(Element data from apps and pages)
== Segment start ==

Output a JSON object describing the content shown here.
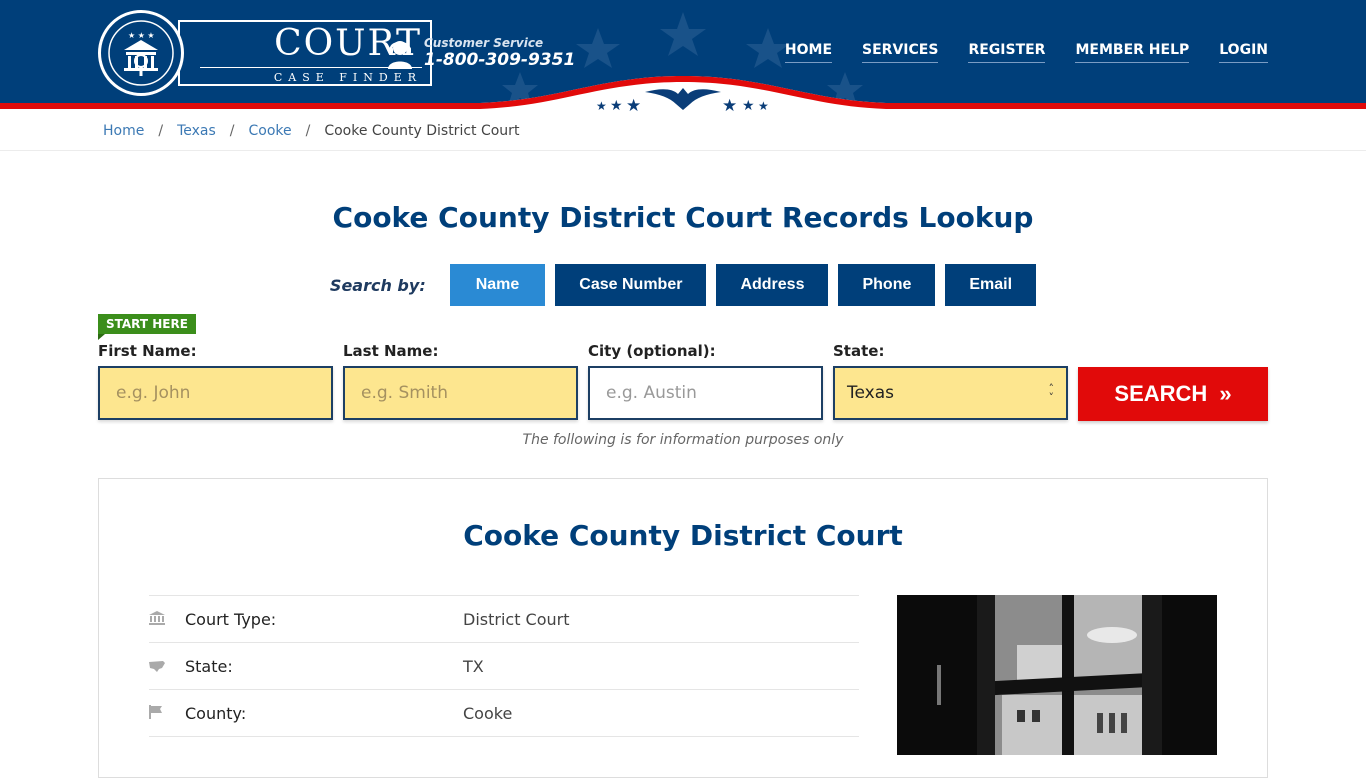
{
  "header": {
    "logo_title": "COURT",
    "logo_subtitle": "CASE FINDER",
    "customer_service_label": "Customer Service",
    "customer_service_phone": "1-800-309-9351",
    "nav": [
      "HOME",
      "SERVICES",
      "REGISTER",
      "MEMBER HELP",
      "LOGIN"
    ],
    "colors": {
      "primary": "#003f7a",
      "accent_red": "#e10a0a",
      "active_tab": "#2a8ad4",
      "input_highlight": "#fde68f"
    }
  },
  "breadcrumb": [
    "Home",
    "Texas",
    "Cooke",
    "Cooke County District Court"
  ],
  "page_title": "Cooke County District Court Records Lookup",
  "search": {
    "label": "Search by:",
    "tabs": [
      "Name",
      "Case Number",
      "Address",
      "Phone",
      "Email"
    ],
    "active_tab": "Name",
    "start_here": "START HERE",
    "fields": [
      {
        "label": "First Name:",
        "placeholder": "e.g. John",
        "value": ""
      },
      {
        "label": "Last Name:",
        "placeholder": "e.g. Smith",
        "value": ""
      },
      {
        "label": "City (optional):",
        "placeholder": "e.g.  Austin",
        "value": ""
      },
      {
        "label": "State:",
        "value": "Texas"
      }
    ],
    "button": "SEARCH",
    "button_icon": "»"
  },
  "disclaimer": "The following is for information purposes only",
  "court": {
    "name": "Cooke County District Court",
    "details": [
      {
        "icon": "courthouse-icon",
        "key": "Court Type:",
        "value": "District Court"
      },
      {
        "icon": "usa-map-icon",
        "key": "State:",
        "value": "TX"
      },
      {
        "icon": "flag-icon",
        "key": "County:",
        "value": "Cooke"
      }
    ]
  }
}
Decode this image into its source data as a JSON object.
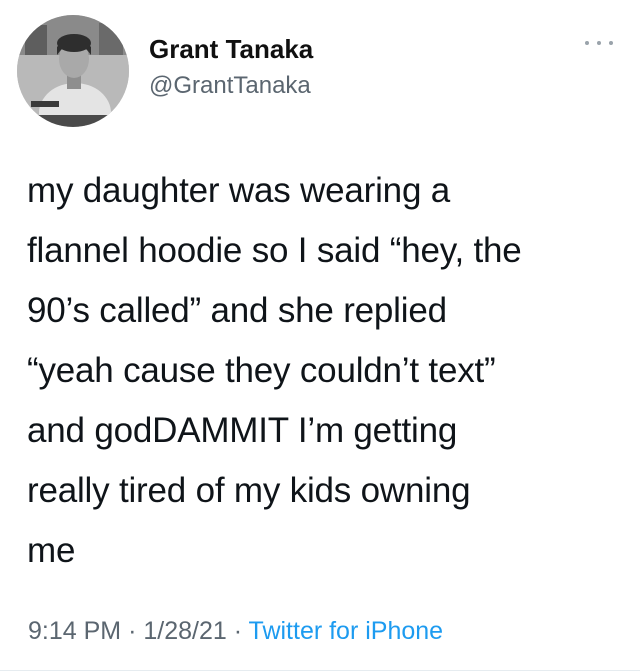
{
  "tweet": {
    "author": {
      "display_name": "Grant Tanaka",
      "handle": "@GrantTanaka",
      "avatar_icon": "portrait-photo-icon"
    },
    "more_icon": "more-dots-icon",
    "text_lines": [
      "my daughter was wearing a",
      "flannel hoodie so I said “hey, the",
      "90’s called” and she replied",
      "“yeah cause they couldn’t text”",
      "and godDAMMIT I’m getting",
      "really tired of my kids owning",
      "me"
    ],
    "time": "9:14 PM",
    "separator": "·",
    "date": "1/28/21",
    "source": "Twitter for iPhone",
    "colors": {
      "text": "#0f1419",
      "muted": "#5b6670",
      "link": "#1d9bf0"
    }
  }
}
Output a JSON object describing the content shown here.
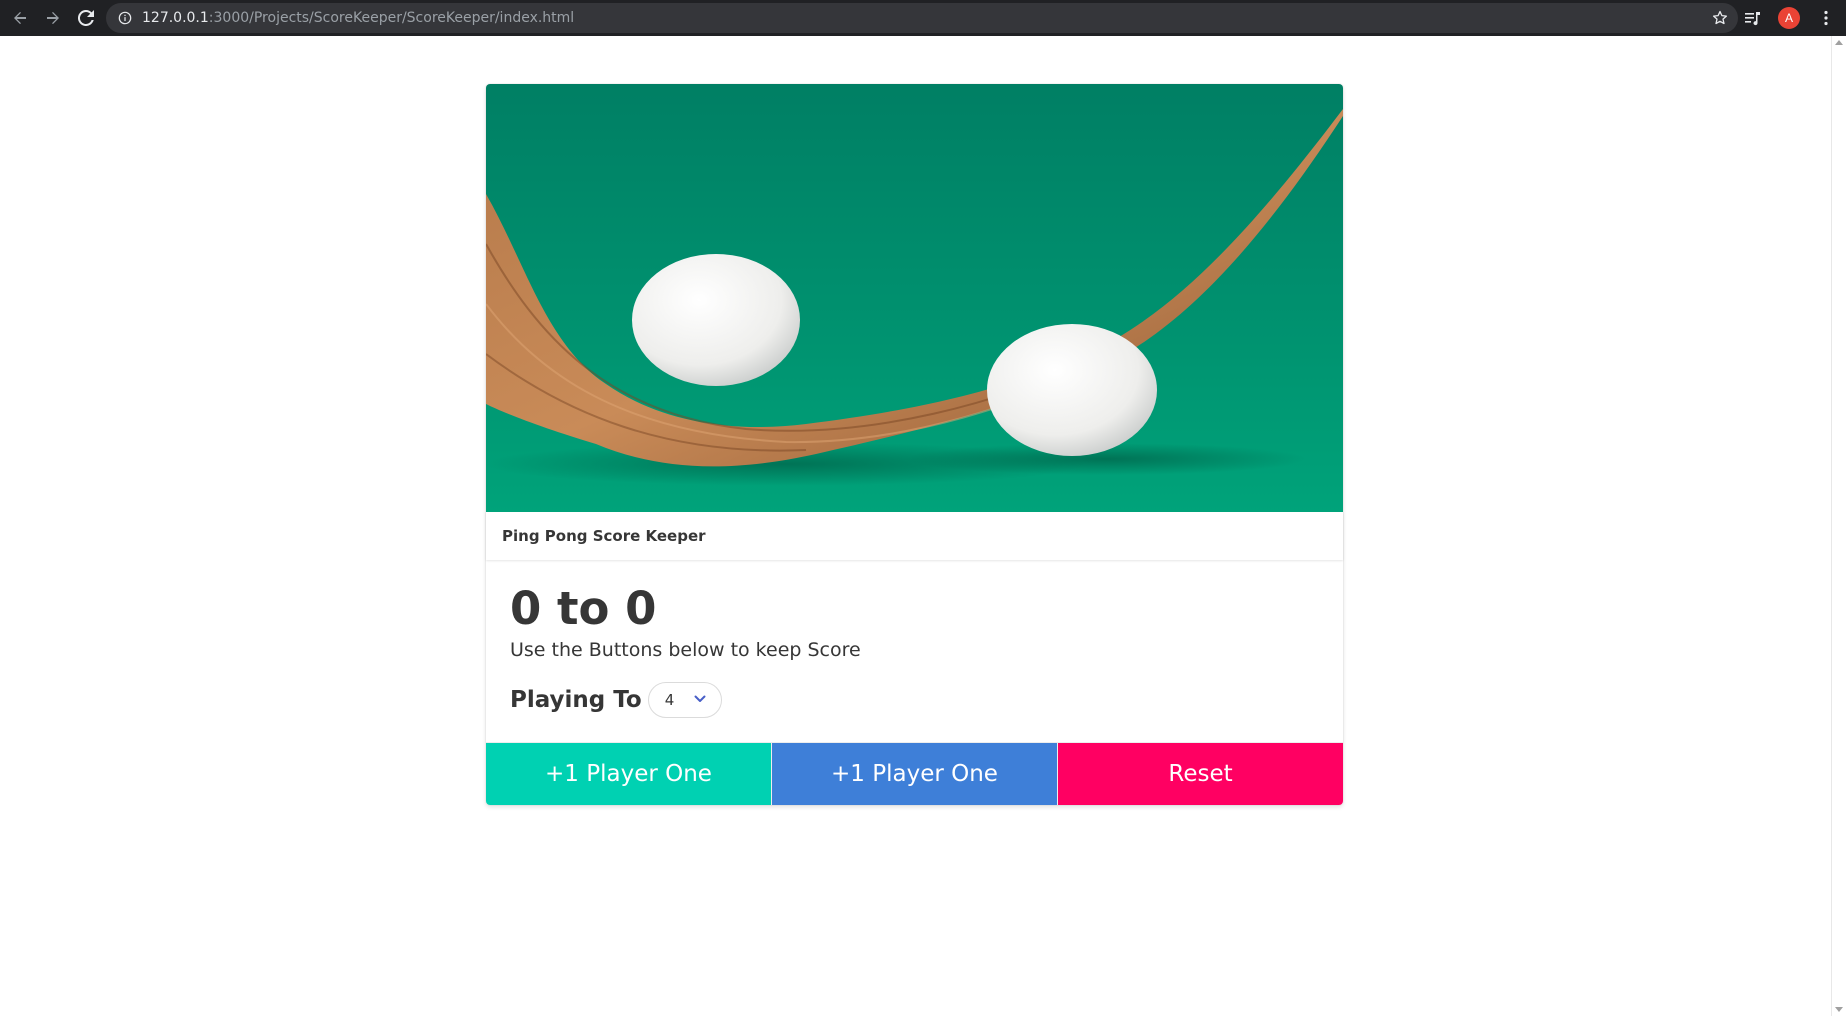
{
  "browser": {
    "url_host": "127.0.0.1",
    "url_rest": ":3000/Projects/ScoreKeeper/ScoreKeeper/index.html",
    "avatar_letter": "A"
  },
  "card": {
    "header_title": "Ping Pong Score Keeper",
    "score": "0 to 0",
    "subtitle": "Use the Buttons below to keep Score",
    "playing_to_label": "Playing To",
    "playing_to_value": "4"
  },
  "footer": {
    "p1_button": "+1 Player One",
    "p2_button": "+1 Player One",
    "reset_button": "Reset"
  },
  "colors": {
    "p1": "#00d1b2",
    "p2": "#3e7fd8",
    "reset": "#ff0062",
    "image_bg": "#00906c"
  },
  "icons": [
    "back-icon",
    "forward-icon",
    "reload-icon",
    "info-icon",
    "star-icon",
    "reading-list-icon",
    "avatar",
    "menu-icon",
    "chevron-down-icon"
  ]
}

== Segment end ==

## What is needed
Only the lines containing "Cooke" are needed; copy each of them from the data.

## Result
    "Cooke",
    "Cooke County District Court"
  "page_title": "Cooke County District Court Records Lookup",
    "name": "Cooke County District Court",
        "value": "Cooke"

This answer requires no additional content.